“Since we have such a variety of performers coming, we hope the audience will just get the whole shebang — an MC, a DJ, breakdancing — and along with breakdancing comes dancing — and rap,” Nahn said. “We want it to be an outlet for hip-hop culture.”
Though a primarily new club, Camped Streetwear has lofty goals for its future on the UC Davis campus. Initially inspired by the documentary “Fresh Dressed,” the club began as an embodiment of street fashion and overall hip-hop culture. It was only recently that its members decided to host a performance show in an attempt to revitalize their status on campus and to encourage new and old members to become more engaged.

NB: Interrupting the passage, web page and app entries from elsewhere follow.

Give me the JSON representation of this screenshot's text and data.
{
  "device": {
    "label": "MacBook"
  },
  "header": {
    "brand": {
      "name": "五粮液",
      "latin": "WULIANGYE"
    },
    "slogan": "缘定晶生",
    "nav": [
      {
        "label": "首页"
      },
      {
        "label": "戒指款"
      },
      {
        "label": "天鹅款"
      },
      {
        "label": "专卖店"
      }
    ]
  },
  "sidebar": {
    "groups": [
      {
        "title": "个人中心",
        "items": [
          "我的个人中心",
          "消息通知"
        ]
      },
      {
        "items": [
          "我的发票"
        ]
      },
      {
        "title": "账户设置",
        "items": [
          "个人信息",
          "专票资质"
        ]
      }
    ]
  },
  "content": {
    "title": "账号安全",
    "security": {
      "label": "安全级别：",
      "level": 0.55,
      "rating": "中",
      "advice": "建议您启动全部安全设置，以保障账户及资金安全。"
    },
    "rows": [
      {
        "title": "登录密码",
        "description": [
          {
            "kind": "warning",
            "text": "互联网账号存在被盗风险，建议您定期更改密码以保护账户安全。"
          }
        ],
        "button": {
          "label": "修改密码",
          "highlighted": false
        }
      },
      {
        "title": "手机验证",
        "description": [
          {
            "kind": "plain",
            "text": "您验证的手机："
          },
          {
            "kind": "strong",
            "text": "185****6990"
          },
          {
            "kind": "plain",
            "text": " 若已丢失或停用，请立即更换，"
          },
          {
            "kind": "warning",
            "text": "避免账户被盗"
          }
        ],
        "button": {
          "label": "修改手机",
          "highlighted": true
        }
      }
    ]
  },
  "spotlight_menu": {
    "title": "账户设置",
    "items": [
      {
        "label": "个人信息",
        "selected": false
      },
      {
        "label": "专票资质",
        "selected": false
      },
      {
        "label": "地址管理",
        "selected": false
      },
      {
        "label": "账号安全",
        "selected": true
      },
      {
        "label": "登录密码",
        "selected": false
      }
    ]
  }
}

“The first [meeting] turnout was pretty good, and we liked the feedback we got,” Nhan said. “It started trailing off towards the end of Fall and middle of Winter Quarter because everyone got really busy. We weren’t very active, in a sense. But Nikko [Alegre] brought in the great idea of, ‘Let’s bring this back. Let’s do a hip-hop performance show.’”
Nikko Alegre, a fourth-year communication major, is described by Nhan as the brains behind the operation. Alegre hopes that Camped will evolve into a more permanent part of UC Davis — and ideally the Davis community as a whole.
“I think we’re just an outlet for people that are into fashion and hip-hop, if anything,” Alegre said. “A lot of our general members and board members listen to hip-hop, and some of us are hip-hop dancers, so Camped is definitely a way to share this common interest with others […] we’ve also tried to assign significance behind famous brands such as Nike or Adidas. We want people to appreciate streetwear and hip-hop by understanding what they represent, and not just because Kanye or Justin Bieber [are] into it.”
In terms of their Campsite event, Alegre hopes students involved in streetwear and hip-hop will use this event as a means of expression and that the event will serve as a greater outlet for the local hip-hop and streetwear community.
“This is the inaugural year for Campsite, so there have been a few bumps in the road, but nonetheless we’ve worked extremely hard to put together this event for the community,” Alegre said. “Hip-hop and streetwear have started to become more visible throughout the years, so I think a lot of people can appreciate what we’re doing with Campsite, regardless of if you’re into streetwear or not. I just hope that this event changes the perspective of how others perceive the streetwear community.”
The Campsite event will run from 7 to 9 p.m., and tickets for the event can be purchased online for $8 or at the door for $12.
Written by: Ally Overbay — email@example.com